By Terrence McCoy
By Scott Fishman
By Deirdra Funcheon
By Allie Conti
By New Times Staff
By Ryan Pfeffer
By Deirdra Funcheon
By Kyle Swenson
It seems we're all itching for a bloodbath -- or at least for bloody Baaths -- in Baghdad. We're good and snookered by the bait (Osama) and switch (Saddam), and have abandoned any idea of rigorously containing the Iraqi dictator. We're champing at the bit to show the Arab world who's boss, to kill more people in the name of September 11's dead, to introduce more hate and violence into this suddenly oh-so-messed-up world.
At least, that's all our congressmen, the sum total of our counties' voice, are saying on Capitol Hill. All five of them support the war. That the two Republicans in office, Fort Lauderdale's Clay Shaw Jr. and West Palm Beach's Mark Foley, support the Bush administration isn't surprising. Those two receive barrels of cash from oil and energy interests, and neither would have the guts to stand up to Bush if he wanted to. Foley has even been aping the president's favorite phrase, "We won't get fooled again."
(Note to country: It might be a clue that America is royally screwed up when right-wing demagogues start stealing lines from circa-1970s Who songs.
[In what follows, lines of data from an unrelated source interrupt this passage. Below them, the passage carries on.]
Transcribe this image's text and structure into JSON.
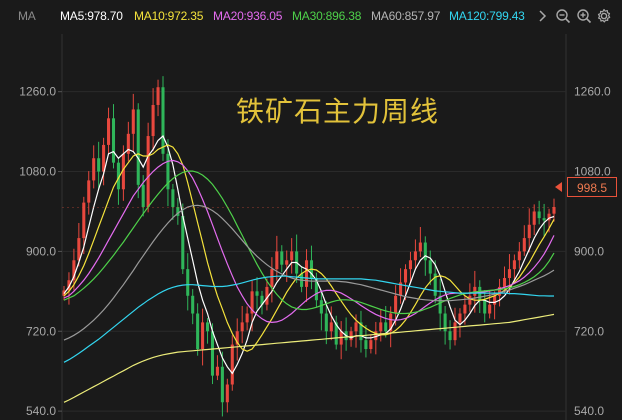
{
  "header": {
    "ma_label": "MA",
    "ma_items": [
      {
        "label": "MA5:978.70",
        "color": "#ffffff"
      },
      {
        "label": "MA10:972.35",
        "color": "#f5e33c"
      },
      {
        "label": "MA20:936.05",
        "color": "#e46cf0"
      },
      {
        "label": "MA30:896.38",
        "color": "#4ed14a"
      },
      {
        "label": "MA60:857.97",
        "color": "#b4b4b4"
      },
      {
        "label": "MA120:799.43",
        "color": "#33d6f0"
      }
    ],
    "icons": [
      "chevron-right-icon",
      "zoom-out-icon",
      "zoom-in-icon",
      "gear-icon"
    ]
  },
  "watermark": "铁矿石主力周线",
  "last_price": "998.5",
  "chart_data": {
    "type": "candlestick",
    "ylim": [
      520,
      1390
    ],
    "y_ticks": [
      "1260.0",
      "1080.0",
      "900.0",
      "720.0",
      "540.0"
    ],
    "y_tick_values": [
      1260,
      1080,
      900,
      720,
      540
    ],
    "colors": {
      "up": "#e8483e",
      "down": "#2fb65a",
      "grid": "#2a2a2a",
      "last": "#e9523a"
    },
    "last_price_value": 998.5,
    "closes": [
      812,
      835,
      880,
      930,
      1010,
      1060,
      1110,
      1080,
      1140,
      1200,
      1100,
      1040,
      1120,
      1165,
      1220,
      1050,
      1000,
      1160,
      1230,
      1270,
      1120,
      1040,
      1000,
      980,
      860,
      800,
      760,
      680,
      740,
      720,
      620,
      640,
      560,
      600,
      690,
      720,
      740,
      760,
      810,
      800,
      780,
      820,
      860,
      900,
      870,
      880,
      900,
      850,
      820,
      880,
      840,
      790,
      760,
      720,
      740,
      690,
      720,
      700,
      720,
      740,
      700,
      680,
      700,
      720,
      740,
      720,
      760,
      800,
      830,
      860,
      880,
      900,
      920,
      880,
      850,
      800,
      760,
      720,
      700,
      740,
      760,
      780,
      800,
      820,
      790,
      760,
      780,
      800,
      820,
      840,
      860,
      880,
      900,
      930,
      960,
      990,
      975,
      970,
      985,
      1000
    ],
    "series": [
      {
        "name": "MA5",
        "values": [
          805,
          820,
          843,
          875,
          910,
          955,
          1000,
          1040,
          1075,
          1120,
          1125,
          1110,
          1120,
          1130,
          1125,
          1110,
          1090,
          1115,
          1130,
          1150,
          1160,
          1135,
          1095,
          1040,
          980,
          930,
          880,
          830,
          790,
          760,
          720,
          690,
          660,
          640,
          625,
          645,
          670,
          700,
          740,
          765,
          780,
          795,
          810,
          830,
          845,
          860,
          875,
          875,
          865,
          860,
          850,
          835,
          810,
          780,
          755,
          735,
          720,
          710,
          705,
          710,
          710,
          705,
          705,
          708,
          712,
          715,
          725,
          745,
          770,
          800,
          830,
          860,
          880,
          890,
          885,
          870,
          845,
          810,
          775,
          745,
          735,
          745,
          760,
          778,
          790,
          790,
          785,
          785,
          790,
          800,
          815,
          835,
          855,
          880,
          905,
          930,
          950,
          965,
          975,
          978.7
        ]
      },
      {
        "name": "MA10",
        "values": [
          800,
          810,
          825,
          845,
          868,
          895,
          925,
          955,
          985,
          1015,
          1045,
          1065,
          1085,
          1100,
          1115,
          1120,
          1115,
          1115,
          1120,
          1130,
          1135,
          1140,
          1135,
          1120,
          1095,
          1055,
          1010,
          965,
          920,
          875,
          835,
          800,
          770,
          740,
          715,
          695,
          680,
          675,
          680,
          695,
          712,
          730,
          748,
          768,
          788,
          808,
          825,
          840,
          850,
          857,
          860,
          858,
          850,
          838,
          822,
          805,
          788,
          772,
          757,
          745,
          735,
          727,
          720,
          715,
          712,
          712,
          715,
          722,
          732,
          745,
          762,
          780,
          800,
          818,
          832,
          842,
          845,
          842,
          835,
          823,
          810,
          800,
          793,
          790,
          790,
          792,
          796,
          800,
          806,
          812,
          820,
          830,
          842,
          858,
          875,
          895,
          915,
          933,
          952,
          972.35
        ]
      },
      {
        "name": "MA20",
        "values": [
          795,
          800,
          810,
          822,
          835,
          850,
          867,
          885,
          905,
          925,
          945,
          965,
          985,
          1005,
          1025,
          1040,
          1055,
          1068,
          1080,
          1090,
          1098,
          1103,
          1105,
          1102,
          1095,
          1082,
          1065,
          1043,
          1017,
          990,
          960,
          930,
          900,
          872,
          845,
          820,
          800,
          782,
          768,
          757,
          748,
          742,
          740,
          741,
          745,
          752,
          760,
          770,
          780,
          790,
          798,
          805,
          810,
          812,
          812,
          810,
          806,
          800,
          793,
          786,
          778,
          771,
          764,
          758,
          753,
          749,
          746,
          745,
          746,
          749,
          754,
          760,
          768,
          776,
          784,
          791,
          797,
          802,
          805,
          806,
          806,
          806,
          806,
          807,
          808,
          809,
          811,
          813,
          816,
          819,
          823,
          828,
          834,
          842,
          852,
          864,
          878,
          894,
          914,
          936.05
        ]
      },
      {
        "name": "MA30",
        "values": [
          790,
          795,
          800,
          808,
          817,
          827,
          838,
          850,
          863,
          877,
          891,
          906,
          921,
          937,
          953,
          969,
          985,
          1000,
          1015,
          1029,
          1042,
          1054,
          1064,
          1072,
          1078,
          1081,
          1081,
          1078,
          1072,
          1063,
          1051,
          1036,
          1019,
          1000,
          980,
          958,
          936,
          914,
          892,
          871,
          851,
          833,
          817,
          803,
          791,
          782,
          775,
          771,
          769,
          769,
          771,
          774,
          778,
          782,
          786,
          789,
          791,
          791,
          790,
          788,
          785,
          781,
          777,
          773,
          769,
          766,
          763,
          761,
          760,
          760,
          761,
          763,
          766,
          770,
          774,
          779,
          784,
          789,
          794,
          798,
          802,
          805,
          807,
          809,
          810,
          811,
          812,
          813,
          814,
          816,
          818,
          821,
          825,
          830,
          836,
          843,
          852,
          863,
          878,
          896.38
        ]
      },
      {
        "name": "MA60",
        "values": [
          700,
          705,
          711,
          718,
          726,
          735,
          745,
          756,
          768,
          781,
          795,
          810,
          825,
          841,
          857,
          874,
          890,
          906,
          922,
          937,
          951,
          964,
          976,
          986,
          994,
          1000,
          1003,
          1004,
          1002,
          998,
          992,
          984,
          974,
          963,
          951,
          938,
          925,
          912,
          900,
          889,
          879,
          870,
          862,
          855,
          849,
          844,
          840,
          837,
          835,
          834,
          833,
          833,
          833,
          833,
          833,
          833,
          832,
          831,
          829,
          827,
          825,
          822,
          819,
          816,
          813,
          810,
          807,
          804,
          801,
          798,
          796,
          794,
          792,
          791,
          790,
          789,
          789,
          789,
          789,
          790,
          791,
          792,
          793,
          795,
          797,
          799,
          801,
          804,
          807,
          810,
          813,
          817,
          821,
          825,
          830,
          835,
          840,
          845,
          851,
          857.97
        ]
      },
      {
        "name": "MA120",
        "values": [
          650,
          656,
          663,
          670,
          678,
          686,
          694,
          702,
          711,
          720,
          729,
          738,
          747,
          756,
          765,
          774,
          782,
          790,
          797,
          804,
          810,
          815,
          819,
          822,
          824,
          825,
          825,
          824,
          823,
          822,
          821,
          821,
          821,
          822,
          824,
          826,
          829,
          832,
          835,
          838,
          840,
          842,
          843,
          844,
          844,
          844,
          843,
          842,
          841,
          840,
          839,
          838,
          838,
          838,
          838,
          838,
          838,
          838,
          838,
          838,
          838,
          837,
          836,
          835,
          833,
          831,
          829,
          827,
          825,
          823,
          821,
          819,
          817,
          815,
          813,
          811,
          810,
          809,
          808,
          807,
          806,
          806,
          806,
          806,
          806,
          806,
          806,
          806,
          806,
          806,
          805,
          805,
          804,
          803,
          802,
          801,
          800,
          800,
          799.5,
          799.43
        ]
      },
      {
        "name": "MA250",
        "values": [
          560,
          565,
          571,
          577,
          583,
          589,
          595,
          601,
          607,
          613,
          619,
          625,
          631,
          637,
          643,
          648,
          653,
          657,
          661,
          664,
          667,
          669,
          671,
          673,
          674,
          675,
          676,
          677,
          678,
          679,
          680,
          681,
          682,
          683,
          684,
          685,
          686,
          687,
          688,
          689,
          690,
          691,
          692,
          693,
          694,
          695,
          696,
          697,
          698,
          699,
          700,
          701,
          702,
          703,
          704,
          705,
          706,
          707,
          708,
          709,
          710,
          711,
          712,
          713,
          714,
          715,
          716,
          717,
          718,
          719,
          720,
          721,
          722,
          723,
          724,
          725,
          726,
          727,
          728,
          729,
          730,
          731,
          732,
          733,
          734,
          735,
          736,
          737,
          738,
          739,
          740,
          742,
          744,
          746,
          748,
          750,
          752,
          754,
          756,
          758
        ]
      }
    ],
    "series_colors": [
      "#ffffff",
      "#f5e33c",
      "#e46cf0",
      "#4ed14a",
      "#9a9a9a",
      "#33d6f0",
      "#ecec7a"
    ]
  }
}
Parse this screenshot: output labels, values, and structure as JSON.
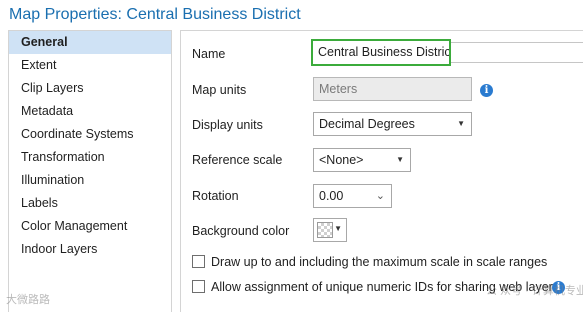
{
  "window": {
    "title": "Map Properties: Central Business District"
  },
  "sidebar": {
    "items": [
      {
        "label": "General",
        "active": true
      },
      {
        "label": "Extent"
      },
      {
        "label": "Clip Layers"
      },
      {
        "label": "Metadata"
      },
      {
        "label": "Coordinate Systems"
      },
      {
        "label": "Transformation"
      },
      {
        "label": "Illumination"
      },
      {
        "label": "Labels"
      },
      {
        "label": "Color Management"
      },
      {
        "label": "Indoor Layers"
      }
    ]
  },
  "general": {
    "name_label": "Name",
    "name_value": "Central Business District",
    "map_units_label": "Map units",
    "map_units_value": "Meters",
    "display_units_label": "Display units",
    "display_units_value": "Decimal Degrees",
    "reference_scale_label": "Reference scale",
    "reference_scale_value": "<None>",
    "rotation_label": "Rotation",
    "rotation_value": "0.00",
    "background_color_label": "Background color",
    "checkbox_max_scale_label": "Draw up to and including the maximum scale in scale ranges",
    "checkbox_max_scale_checked": false,
    "checkbox_unique_ids_label": "Allow assignment of unique numeric IDs for sharing web layers",
    "checkbox_unique_ids_checked": false
  },
  "watermark": {
    "left": "大微路路",
    "right": "公 众号 · 计算机专业"
  },
  "colors": {
    "accent": "#1a6fb0",
    "focus_border": "#3bab3b",
    "selected_bg": "#cfe2f5",
    "info_icon": "#2a7bd0"
  }
}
Let's hope not too many American soldiers and Iraqi civilians die before they get old because of it.)
The Democrats' support of the president, though, really bothers me. As I wrote last week, two of our liberal stalwarts, Robert Wexler and Peter Deutsch, support a military strike (see "Hawking for Israel," September 26). The other donkey, Alcee Hastings of Miramar, talks an opposition game but ultimately stands in the war camp. He introduced a joint resolution last week to authorize Bush to go to war. Under the Hastings plan, which hasn't been reported in the local media, the president would have to jump through a few hoops at the United Nations, but he'd get what he wants: The OK to overrun Baghdad.
So we're 0-for-5. But you might at least expect Shaw's Democratic challenger, Carol Roberts, to give peace a chance, right? Uh-uh. The Palm Beach County commissioner has been as silent about Iraq as a stealth bomber over the no-fly zone.
Instead of taking a stand on the most important issue of our time, Roberts has been prattling on about prescription drugs (which, incidentally, can come in handy if you have to listen to her talk). Last week, her campaign sent me a tortured little written statement on the war: "I want to see evidence that containment of Saddam is not working," she wrote. "And I want to see evidence that there is an immediate threat to the United States."
Good start. But read on: "Colin Powell is a man of war, and he understands you don't go to war lightly. If men of war like Powell said it was the thing to do, I'd be there.... Make no mistake about it: I would vote to take the country into war in order to protect the U.S., our people, and our interests."
So Roberts is basically a hawk, and, much worse, she's a hawk who goes around using the phrase "make no mistake about it." These Bush mimics are making me queasy. I know the president is dashing and eloquent and all, but can't they come up with their own lines? Is there no one out there with an original thought? Will someone try to quell this grave and gathering danger (oops, now I'm doing it), this illegitimate despot, this interloping cur called George W. Bush?
Xuna to the rescue.
Juan Xuna (pronounced "Zoona") is running against Shaw and Roberts as an independent. Xuna, who is 53 years old, speaks with a heavy accent from his native Spain, has no political experience, and campaigns out of his family's two-bedroom condo in Hillsboro Beach. He's well-educated and has well-reasoned stances on the issues. Xuna calls himself a Social Democrat and basically wants to bring the best qualities of Europe -- including a national health care system and more vacation time -- to the United States. He panders to no one and serves as a tool for no special interests, which is one reason he stands a snowball's chance in Boynton Beach of winning.
But the peace vote has already lost, making it the ideal time for a protest ballot. So enter with me, if you dare, the Xuna Xone, where political decency lives and common sense and logic doom campaigns to obscurity.
Xuna, who has lived in the United States and Puerto Rico for the past 31 years, was driven to enter politics by two calamitous falls -- of the stock market and of the World Trade Center. He quit his job as a software executive in January to run for office and spent 75 days in parking lots and beaches gathering the 2165 signatures he needed to qualify as a candidate. You might have seen him out there this past spring; he was the guy holding a clipboard who looked a little like basketball analyst Dick Vitale, with a shiny bald head ringed by a dark halo of hair.
He knew he had little chance to win, but he also believed he had important ideas (which are detailed on his Website, www.gr8st8.com). September 11, as he sees it, made it clear that we need to foster better relations in the Middle East, primarily by ending what he calls "total support" of Israel. He believes that, if there is ever to be peace in the region, Israel must become a true democracy -- rather than a theocratic state.